Related to data collection is data sharing and the government efforts to encourage freight transportation to utilize technology that can relieve congestion and ensure supply chain efficiencies, witnesses said. An example of using technology in this manner would be enabling delivery trucks to see in real time where there’s parking availability so that they can park their trucks and deliver packages.

Federal grants should be more flexible

Meanwhile, grant programs supported by the surface transportation bill, such as the Infrastructure for Rebuilding America (INFRA) discretionary grant program, should encourage cross-border coordination between states.
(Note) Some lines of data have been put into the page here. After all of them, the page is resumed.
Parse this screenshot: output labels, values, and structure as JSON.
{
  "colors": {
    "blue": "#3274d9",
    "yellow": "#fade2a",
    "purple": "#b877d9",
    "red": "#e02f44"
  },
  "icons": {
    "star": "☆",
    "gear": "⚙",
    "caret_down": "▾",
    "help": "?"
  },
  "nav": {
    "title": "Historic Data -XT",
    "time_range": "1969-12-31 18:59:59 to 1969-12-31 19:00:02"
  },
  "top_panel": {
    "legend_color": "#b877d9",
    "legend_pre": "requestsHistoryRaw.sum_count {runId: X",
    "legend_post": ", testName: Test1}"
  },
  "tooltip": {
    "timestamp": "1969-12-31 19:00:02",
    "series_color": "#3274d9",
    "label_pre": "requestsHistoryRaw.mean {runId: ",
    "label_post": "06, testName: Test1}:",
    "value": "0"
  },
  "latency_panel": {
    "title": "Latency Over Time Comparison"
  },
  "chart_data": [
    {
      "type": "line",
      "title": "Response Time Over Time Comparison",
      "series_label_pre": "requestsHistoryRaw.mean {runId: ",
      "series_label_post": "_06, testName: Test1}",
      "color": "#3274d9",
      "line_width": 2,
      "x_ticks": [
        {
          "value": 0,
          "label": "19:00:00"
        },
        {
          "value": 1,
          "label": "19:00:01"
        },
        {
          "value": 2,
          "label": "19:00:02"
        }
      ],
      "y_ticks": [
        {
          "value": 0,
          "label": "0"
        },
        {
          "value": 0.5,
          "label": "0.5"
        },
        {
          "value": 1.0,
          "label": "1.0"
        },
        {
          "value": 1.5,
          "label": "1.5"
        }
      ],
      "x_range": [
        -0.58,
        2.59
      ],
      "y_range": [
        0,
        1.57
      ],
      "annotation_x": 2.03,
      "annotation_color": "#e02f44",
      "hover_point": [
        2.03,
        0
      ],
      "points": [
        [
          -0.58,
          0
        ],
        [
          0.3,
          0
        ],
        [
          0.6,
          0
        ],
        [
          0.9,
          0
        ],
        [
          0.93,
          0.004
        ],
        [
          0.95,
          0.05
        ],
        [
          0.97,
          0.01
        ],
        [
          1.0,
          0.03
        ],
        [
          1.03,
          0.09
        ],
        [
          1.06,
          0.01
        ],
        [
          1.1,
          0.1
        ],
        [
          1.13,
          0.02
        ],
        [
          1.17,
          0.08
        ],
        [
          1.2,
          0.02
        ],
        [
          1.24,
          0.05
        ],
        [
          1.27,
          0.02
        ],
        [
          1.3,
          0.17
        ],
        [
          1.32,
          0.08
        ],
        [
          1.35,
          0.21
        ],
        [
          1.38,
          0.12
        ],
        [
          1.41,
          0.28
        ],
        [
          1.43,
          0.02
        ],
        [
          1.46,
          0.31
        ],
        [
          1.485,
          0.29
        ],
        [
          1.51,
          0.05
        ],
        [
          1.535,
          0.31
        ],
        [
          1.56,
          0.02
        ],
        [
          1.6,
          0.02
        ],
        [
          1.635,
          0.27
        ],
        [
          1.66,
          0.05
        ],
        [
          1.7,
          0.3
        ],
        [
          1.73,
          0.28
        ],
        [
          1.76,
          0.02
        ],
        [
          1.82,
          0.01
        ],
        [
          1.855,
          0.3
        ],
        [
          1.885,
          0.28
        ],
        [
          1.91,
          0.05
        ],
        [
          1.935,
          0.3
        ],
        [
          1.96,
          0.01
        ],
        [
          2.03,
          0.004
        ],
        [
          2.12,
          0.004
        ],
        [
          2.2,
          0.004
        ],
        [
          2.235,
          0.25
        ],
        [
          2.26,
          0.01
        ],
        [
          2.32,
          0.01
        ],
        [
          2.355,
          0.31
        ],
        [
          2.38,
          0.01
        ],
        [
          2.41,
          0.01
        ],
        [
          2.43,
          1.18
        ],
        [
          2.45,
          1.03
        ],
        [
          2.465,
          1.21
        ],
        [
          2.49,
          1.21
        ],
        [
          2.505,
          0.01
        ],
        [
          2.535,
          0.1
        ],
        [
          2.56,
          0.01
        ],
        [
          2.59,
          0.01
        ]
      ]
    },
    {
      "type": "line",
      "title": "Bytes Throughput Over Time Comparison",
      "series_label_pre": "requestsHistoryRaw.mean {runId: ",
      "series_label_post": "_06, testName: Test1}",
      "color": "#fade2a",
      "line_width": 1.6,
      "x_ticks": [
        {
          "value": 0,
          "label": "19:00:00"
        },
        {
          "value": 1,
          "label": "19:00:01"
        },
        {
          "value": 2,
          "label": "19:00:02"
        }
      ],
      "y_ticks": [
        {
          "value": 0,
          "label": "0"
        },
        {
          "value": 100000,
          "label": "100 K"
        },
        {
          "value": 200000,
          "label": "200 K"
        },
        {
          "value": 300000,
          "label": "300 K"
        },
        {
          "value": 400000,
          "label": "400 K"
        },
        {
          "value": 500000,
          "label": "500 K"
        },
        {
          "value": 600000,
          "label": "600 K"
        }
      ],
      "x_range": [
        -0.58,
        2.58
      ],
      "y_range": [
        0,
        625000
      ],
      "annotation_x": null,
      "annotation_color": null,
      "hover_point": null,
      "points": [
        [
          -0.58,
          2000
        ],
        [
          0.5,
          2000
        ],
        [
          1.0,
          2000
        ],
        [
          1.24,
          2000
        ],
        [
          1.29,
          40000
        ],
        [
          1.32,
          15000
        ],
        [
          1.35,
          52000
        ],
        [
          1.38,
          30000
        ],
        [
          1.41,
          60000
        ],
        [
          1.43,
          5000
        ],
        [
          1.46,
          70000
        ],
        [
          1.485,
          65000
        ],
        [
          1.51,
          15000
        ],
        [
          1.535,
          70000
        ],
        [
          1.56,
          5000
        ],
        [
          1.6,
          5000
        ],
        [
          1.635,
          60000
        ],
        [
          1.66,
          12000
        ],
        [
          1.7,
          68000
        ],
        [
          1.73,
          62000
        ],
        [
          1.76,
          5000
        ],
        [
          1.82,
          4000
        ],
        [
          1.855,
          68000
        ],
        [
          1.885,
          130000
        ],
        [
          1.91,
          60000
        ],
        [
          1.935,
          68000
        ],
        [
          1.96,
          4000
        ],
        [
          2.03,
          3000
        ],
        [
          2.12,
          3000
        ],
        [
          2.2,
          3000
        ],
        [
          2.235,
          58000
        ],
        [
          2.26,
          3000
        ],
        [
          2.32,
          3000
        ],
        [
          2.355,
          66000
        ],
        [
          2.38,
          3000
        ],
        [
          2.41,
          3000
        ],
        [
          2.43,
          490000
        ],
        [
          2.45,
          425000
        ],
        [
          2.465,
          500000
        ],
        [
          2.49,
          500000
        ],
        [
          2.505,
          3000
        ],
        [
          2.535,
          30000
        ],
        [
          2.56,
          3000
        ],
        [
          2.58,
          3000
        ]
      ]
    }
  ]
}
Grant programs should also promote multimodal investments and give states some flexibility in how they dole out federal grant money.

“We need the federal programs to provide flexibility so states can choose what works best,” said Jim Tymon, executive director of the American Association of State Highway and Transportation Officials.

States can use federal dollars to set up mini-INFRA grants within the state, enabling localities to address bottlenecks, Tymon said.

Freight’s contribution to GHG emissions

While supply chain efficiencies are one issue that the next surface transportation bill should address, the other is freight transportation’s environmental footprint. Freight transportation is expected to emit more than 500 million metric tonnes of greenhouse gas (GHG) emissions in 2020, according to Holmes-Norton.

To address freight transportation’s portion of GHG emissions, the federal government should consider incentives to promote infrastructure that support the charging of electric vehicles, said Jason Mathers, director of vehicle and freight strategy for the Environmental Defense Fund.

The government should also create a commission that would develop strategies to transition drayage trucks to be zero emissions by 2030, Mathers said.

“Drayage trucks – which transport goods over short distances, for example, hauling cargo in and out of ports and rail yards – are often old and poorly maintained. The low-speed, high idling operation of these vehicles exacerbates the shortcomings of diesel emission control equipment. These vehicles also operate in densely populated areas,” Mathers said in written testimony.

He continued, “Given that the performance requirements of drayage operations pair well with the EV [electric vehicle] drivetrain, and the urgent need to drive down pollution around ports and rail yards, a federal commission should be established to develop recommendations for transitioning these vehicles to zero emissions by 2030.”

The railroads’ role

Although Congress’ surface transportation bill has traditionally addressed highway-oriented transportation, the FAST Act included the railroads.

While the Class I railroads privately invest in their network infrastructure, the smaller shortline railroad companies need a tax credit to support their network investments. Short lines also support first- and last-mile deliveries. Chuck Baker, president of the American Short Line and Regional Railroad Association, called for the permanent passage of the 45G tax credit, which incentivizes such investments.

Ian Jefferies, president of the Association of American Railroads, called for the federal government to allow industries to develop technology that promotes safety and efficiency. Jefferies also called for a fully-funded Section 130 program, which addresses rail-grade separations or rail-highway crossings. He also said the federal government should make the program more flexible, so that the railroads can upgrade their devices at grade separations as more advanced technology becomes available.